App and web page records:
##############################

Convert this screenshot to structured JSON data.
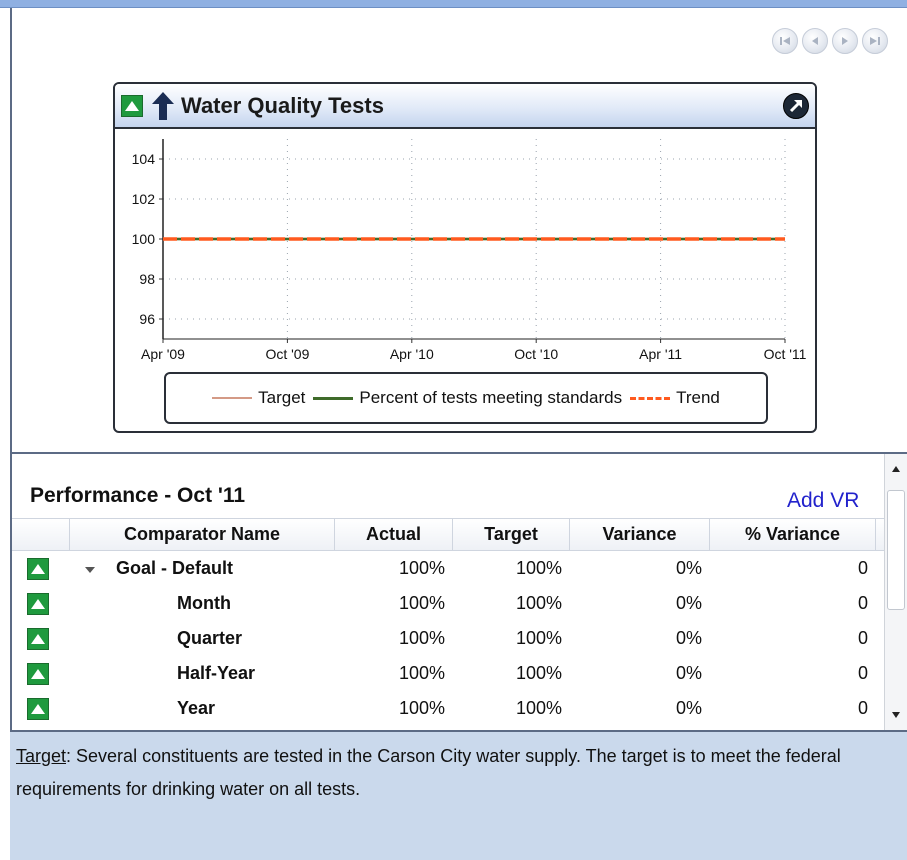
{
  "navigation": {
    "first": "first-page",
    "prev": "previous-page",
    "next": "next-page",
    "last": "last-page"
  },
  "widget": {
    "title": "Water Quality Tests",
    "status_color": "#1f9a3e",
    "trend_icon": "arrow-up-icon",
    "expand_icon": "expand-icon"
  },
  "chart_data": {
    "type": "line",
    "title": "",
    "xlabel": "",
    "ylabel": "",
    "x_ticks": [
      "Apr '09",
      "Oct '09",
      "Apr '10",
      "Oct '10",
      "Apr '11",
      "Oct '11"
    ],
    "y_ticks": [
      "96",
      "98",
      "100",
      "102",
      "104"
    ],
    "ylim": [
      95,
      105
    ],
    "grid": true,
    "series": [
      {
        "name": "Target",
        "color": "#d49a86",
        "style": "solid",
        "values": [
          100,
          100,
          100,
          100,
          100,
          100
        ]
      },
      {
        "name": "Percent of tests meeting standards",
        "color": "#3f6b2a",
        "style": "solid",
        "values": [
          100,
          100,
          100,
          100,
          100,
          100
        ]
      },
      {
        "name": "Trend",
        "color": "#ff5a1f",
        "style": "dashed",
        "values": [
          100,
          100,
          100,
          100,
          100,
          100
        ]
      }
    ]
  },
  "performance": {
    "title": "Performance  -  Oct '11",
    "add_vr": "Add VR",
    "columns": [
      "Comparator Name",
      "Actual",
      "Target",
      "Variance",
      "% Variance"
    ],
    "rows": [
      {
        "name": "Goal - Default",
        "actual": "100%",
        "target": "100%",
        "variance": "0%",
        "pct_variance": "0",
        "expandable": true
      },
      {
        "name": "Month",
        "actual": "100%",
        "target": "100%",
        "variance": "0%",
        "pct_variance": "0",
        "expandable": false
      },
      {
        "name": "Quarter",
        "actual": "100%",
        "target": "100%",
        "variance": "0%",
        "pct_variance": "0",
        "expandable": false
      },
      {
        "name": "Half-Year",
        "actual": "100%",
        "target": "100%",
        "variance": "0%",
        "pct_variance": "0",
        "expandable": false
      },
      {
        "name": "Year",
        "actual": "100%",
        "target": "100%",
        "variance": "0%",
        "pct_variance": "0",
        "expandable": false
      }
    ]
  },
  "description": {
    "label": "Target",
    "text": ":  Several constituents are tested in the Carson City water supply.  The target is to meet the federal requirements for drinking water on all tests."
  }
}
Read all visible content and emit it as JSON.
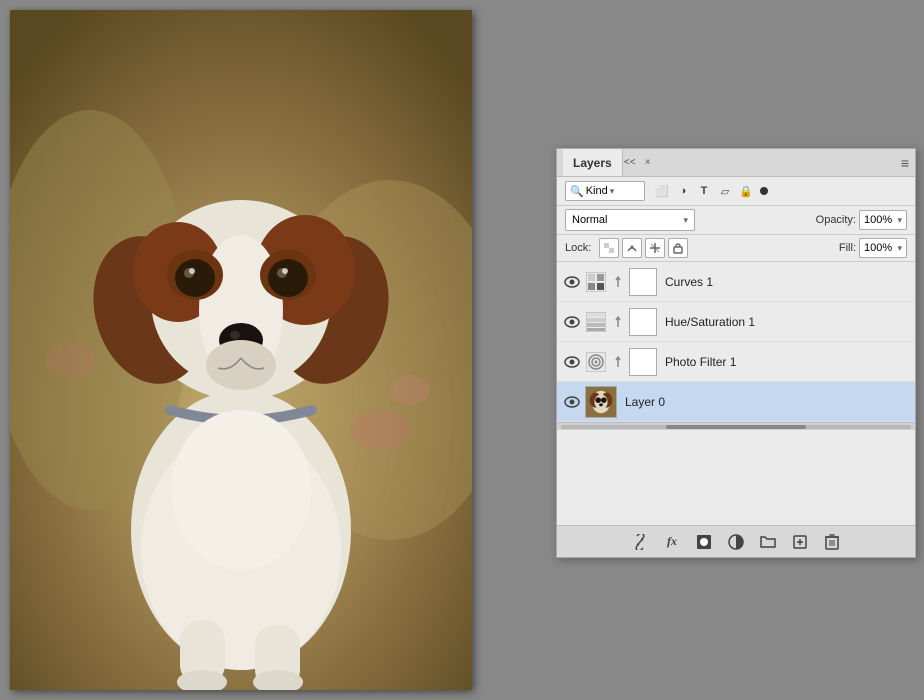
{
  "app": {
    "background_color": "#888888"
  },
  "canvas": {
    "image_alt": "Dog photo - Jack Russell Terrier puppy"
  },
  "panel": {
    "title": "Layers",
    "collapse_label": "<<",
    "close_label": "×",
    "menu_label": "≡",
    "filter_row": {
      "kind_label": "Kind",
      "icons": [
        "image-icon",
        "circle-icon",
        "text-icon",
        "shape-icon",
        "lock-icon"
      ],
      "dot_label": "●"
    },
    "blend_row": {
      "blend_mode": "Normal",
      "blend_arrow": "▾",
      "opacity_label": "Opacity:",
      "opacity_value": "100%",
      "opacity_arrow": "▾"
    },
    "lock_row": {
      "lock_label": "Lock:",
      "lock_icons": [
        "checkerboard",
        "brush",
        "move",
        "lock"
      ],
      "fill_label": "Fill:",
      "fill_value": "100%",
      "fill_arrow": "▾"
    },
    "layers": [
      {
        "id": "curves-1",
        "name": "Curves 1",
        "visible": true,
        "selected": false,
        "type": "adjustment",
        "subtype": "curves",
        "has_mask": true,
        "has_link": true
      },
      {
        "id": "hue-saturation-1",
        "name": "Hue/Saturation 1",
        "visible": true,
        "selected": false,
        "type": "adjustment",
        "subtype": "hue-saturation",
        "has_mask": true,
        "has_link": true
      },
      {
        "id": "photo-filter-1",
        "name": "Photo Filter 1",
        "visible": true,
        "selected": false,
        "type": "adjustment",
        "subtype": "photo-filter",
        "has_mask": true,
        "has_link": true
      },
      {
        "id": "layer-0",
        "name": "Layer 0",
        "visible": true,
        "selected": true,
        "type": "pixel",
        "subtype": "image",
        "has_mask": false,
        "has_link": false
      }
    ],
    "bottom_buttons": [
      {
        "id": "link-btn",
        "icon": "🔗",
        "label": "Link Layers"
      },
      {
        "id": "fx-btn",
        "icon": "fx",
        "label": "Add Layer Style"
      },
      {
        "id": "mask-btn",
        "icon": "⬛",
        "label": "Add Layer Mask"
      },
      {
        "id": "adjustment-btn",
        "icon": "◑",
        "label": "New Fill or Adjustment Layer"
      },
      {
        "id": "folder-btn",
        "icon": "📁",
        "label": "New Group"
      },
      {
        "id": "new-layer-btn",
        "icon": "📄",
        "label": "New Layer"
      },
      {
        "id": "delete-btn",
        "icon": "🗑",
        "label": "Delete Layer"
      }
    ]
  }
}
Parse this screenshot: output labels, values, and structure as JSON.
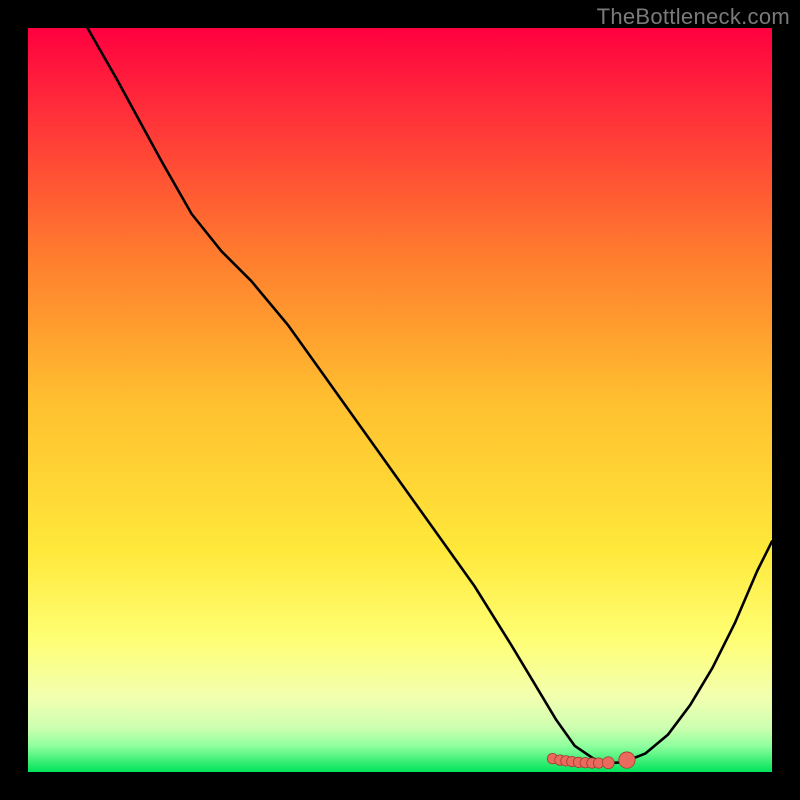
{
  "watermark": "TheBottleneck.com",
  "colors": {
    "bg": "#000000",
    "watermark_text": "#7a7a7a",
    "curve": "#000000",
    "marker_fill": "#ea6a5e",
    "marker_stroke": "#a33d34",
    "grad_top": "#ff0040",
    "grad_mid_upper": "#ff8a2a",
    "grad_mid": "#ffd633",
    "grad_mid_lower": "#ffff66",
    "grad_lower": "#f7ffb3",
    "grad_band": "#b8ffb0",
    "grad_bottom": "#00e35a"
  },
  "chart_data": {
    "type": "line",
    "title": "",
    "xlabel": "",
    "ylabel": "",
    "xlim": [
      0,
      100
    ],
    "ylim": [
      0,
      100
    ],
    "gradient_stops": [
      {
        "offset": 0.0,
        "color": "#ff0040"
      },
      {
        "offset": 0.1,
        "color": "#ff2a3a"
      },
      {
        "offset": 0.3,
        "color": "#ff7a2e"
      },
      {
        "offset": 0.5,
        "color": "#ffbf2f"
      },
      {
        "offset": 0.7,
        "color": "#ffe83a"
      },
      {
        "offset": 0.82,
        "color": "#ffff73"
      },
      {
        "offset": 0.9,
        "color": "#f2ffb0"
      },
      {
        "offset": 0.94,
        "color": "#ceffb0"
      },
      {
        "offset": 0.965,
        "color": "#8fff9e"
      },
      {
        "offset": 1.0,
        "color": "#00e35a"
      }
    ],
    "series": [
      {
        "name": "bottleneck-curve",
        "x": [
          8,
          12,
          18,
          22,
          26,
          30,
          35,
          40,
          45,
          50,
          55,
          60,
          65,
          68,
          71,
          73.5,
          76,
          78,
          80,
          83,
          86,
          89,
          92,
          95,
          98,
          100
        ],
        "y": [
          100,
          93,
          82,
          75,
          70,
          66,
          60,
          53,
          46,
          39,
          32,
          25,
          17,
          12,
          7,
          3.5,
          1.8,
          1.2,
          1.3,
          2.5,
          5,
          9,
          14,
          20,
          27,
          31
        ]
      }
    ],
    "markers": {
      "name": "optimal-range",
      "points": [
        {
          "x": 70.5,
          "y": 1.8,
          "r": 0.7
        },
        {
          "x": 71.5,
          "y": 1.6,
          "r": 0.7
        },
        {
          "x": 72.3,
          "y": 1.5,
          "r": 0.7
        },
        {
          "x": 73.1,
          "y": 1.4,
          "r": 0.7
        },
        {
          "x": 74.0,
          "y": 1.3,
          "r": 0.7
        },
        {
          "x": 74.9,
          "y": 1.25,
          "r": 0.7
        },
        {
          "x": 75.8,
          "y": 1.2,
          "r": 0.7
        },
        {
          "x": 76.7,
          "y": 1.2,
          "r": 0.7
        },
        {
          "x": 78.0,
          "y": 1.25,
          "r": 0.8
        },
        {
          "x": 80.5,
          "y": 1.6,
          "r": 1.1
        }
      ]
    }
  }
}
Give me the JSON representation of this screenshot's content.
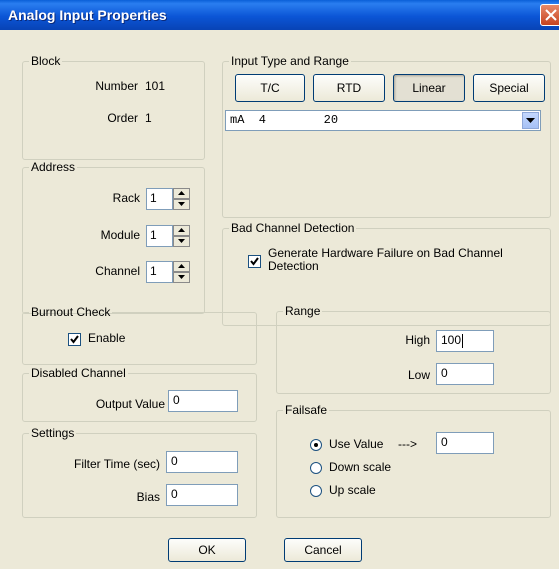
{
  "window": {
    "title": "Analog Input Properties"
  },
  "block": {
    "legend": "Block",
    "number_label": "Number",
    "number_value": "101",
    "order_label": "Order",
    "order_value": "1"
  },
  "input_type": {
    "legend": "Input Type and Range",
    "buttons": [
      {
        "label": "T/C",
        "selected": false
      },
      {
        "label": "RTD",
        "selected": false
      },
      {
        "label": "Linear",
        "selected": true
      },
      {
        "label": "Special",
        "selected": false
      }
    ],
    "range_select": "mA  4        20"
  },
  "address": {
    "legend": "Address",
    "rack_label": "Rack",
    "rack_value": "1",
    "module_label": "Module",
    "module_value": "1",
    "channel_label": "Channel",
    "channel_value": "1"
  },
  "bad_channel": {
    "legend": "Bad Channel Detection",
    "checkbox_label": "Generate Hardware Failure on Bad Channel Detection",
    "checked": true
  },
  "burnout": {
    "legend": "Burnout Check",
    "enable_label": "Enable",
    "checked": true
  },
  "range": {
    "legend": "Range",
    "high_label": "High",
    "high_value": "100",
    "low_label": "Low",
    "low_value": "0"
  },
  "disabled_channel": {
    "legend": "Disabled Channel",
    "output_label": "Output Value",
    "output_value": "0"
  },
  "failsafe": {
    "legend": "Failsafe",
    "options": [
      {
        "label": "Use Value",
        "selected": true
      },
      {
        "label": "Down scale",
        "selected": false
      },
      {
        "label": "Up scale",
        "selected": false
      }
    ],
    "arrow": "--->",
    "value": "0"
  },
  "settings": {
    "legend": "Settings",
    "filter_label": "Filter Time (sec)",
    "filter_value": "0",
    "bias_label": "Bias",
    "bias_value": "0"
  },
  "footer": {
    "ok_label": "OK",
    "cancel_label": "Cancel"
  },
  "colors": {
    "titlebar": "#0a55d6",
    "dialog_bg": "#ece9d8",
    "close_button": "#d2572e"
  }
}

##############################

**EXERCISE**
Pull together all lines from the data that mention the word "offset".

**SOLVED PROBLEM**
        "offset": 0.0,
        "offset": 0.1,
        "offset": 0.3,
        "offset": 0.5,
        "offset": 0.7,
        "offset": 0.82,
        "offset": 0.9,
        "offset": 0.94,
        "offset": 0.965,
        "offset": 1.0,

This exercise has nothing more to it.